Exercise –
Where does the string "this" appear? Copy every line of the entries below that holds it.

===

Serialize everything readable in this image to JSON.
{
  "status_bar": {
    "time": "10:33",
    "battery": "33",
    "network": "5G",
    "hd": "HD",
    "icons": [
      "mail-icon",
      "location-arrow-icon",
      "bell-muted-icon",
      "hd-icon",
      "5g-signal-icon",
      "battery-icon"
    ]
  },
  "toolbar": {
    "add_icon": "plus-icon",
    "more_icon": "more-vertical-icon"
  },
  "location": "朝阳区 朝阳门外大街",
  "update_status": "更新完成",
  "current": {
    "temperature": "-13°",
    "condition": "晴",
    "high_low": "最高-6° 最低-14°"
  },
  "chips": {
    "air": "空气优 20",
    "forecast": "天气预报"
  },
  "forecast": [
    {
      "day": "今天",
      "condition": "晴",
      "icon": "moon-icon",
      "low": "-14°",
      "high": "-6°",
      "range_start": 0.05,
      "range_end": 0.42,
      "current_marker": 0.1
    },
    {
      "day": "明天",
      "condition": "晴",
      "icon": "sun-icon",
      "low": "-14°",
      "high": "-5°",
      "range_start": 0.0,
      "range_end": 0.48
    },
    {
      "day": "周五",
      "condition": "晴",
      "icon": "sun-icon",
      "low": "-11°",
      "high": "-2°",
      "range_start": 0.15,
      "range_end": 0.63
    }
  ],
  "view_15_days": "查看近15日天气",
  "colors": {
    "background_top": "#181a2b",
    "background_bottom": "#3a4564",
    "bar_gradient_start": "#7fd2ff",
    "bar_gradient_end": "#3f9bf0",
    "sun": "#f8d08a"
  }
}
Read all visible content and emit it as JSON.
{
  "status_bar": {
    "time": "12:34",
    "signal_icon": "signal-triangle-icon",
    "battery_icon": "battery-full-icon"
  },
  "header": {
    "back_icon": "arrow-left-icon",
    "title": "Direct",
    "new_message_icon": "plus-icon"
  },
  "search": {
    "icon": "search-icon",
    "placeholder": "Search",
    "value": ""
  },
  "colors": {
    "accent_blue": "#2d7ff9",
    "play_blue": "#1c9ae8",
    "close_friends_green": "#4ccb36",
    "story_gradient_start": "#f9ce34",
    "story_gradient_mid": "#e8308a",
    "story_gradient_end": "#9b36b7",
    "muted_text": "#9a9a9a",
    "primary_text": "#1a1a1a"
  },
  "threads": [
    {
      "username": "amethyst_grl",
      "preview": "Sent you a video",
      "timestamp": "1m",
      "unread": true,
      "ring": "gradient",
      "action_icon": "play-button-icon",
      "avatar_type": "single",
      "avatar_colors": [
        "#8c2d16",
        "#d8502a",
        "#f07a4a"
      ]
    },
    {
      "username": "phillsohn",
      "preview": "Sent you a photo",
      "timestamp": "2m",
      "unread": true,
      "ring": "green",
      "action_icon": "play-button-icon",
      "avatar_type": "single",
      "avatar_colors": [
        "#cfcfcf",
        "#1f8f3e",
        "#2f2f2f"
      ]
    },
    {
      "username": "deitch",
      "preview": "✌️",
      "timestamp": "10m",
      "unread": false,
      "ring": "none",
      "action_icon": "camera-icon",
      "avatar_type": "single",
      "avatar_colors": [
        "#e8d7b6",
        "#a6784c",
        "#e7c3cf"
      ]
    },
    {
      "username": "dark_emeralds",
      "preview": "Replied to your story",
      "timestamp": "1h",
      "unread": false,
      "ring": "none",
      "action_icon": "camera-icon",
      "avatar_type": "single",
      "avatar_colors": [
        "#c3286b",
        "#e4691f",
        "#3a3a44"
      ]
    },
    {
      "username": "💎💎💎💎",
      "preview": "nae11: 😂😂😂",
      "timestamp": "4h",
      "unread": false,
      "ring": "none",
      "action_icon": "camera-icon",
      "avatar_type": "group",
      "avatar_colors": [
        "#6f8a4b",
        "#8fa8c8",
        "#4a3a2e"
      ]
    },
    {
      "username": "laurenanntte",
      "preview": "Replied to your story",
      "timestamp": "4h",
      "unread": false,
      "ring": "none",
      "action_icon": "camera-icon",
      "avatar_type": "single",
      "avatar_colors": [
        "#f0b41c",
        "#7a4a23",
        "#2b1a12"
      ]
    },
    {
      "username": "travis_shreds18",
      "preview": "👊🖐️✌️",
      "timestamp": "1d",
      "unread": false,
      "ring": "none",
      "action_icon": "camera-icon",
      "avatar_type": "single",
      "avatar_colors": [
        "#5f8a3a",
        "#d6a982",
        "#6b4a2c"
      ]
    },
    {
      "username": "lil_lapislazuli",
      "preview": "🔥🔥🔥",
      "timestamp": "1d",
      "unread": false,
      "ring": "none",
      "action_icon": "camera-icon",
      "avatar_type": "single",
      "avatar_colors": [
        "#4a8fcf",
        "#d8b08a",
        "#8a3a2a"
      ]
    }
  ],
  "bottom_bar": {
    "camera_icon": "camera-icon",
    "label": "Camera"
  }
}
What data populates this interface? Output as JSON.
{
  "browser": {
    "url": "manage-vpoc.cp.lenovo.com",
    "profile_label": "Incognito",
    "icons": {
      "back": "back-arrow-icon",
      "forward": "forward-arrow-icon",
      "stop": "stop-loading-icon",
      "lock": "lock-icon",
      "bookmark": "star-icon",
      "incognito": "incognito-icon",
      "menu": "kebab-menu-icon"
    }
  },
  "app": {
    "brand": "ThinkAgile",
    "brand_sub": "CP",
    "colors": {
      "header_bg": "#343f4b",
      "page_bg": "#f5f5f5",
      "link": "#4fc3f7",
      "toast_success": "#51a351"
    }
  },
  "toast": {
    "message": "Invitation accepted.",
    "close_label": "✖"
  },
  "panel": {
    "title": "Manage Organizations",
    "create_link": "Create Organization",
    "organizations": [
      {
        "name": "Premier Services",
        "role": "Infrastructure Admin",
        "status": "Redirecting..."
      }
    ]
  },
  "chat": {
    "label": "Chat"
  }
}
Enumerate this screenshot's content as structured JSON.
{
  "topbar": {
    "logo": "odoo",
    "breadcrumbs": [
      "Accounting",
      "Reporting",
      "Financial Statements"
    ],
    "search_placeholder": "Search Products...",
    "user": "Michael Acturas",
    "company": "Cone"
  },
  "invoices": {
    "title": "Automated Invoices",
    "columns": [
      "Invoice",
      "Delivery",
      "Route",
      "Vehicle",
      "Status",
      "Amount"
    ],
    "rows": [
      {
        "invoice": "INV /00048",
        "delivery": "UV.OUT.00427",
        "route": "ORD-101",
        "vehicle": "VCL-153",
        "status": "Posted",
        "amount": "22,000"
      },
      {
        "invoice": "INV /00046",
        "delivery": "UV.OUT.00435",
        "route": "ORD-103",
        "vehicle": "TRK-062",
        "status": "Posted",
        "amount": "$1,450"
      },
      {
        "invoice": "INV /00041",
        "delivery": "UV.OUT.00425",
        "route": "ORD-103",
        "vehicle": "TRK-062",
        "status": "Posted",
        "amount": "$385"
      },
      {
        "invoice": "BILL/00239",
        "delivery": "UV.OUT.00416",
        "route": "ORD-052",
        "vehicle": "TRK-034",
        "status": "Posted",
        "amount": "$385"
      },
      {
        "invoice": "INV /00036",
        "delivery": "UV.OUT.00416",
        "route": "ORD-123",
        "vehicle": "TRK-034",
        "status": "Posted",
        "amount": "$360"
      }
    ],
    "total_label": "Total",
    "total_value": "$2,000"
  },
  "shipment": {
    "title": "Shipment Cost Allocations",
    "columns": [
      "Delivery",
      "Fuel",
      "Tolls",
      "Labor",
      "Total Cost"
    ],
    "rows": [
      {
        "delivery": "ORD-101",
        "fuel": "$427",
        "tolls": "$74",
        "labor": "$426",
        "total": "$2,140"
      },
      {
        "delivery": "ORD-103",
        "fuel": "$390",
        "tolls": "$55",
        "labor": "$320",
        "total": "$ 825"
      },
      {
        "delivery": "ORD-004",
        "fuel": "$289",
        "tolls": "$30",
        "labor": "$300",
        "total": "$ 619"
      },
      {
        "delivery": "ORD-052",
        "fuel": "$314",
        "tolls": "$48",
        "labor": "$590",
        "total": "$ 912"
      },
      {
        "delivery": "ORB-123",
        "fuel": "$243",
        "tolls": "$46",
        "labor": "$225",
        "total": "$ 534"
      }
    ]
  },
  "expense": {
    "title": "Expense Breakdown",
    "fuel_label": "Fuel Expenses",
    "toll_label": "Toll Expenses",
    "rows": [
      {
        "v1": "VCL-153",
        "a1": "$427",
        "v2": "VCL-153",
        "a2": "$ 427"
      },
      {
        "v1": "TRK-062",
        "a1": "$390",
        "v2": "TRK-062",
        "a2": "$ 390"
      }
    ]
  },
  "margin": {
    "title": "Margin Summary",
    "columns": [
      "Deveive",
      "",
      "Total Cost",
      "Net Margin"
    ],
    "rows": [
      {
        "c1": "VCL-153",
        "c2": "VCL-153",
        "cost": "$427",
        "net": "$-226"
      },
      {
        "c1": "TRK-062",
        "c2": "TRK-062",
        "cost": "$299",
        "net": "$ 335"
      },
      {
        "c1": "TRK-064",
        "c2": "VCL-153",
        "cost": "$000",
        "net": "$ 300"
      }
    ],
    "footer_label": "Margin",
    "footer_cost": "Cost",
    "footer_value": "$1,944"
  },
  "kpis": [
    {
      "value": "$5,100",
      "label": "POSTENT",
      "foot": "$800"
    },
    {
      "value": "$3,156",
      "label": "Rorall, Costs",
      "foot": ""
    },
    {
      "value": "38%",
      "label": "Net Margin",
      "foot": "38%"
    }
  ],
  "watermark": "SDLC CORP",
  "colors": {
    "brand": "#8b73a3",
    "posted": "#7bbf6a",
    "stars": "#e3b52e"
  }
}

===

Exercise response –
Serialize everything readable in this image to JSON.
What data populates this interface? Output as JSON.
Enumerate this screenshot's content as structured JSON.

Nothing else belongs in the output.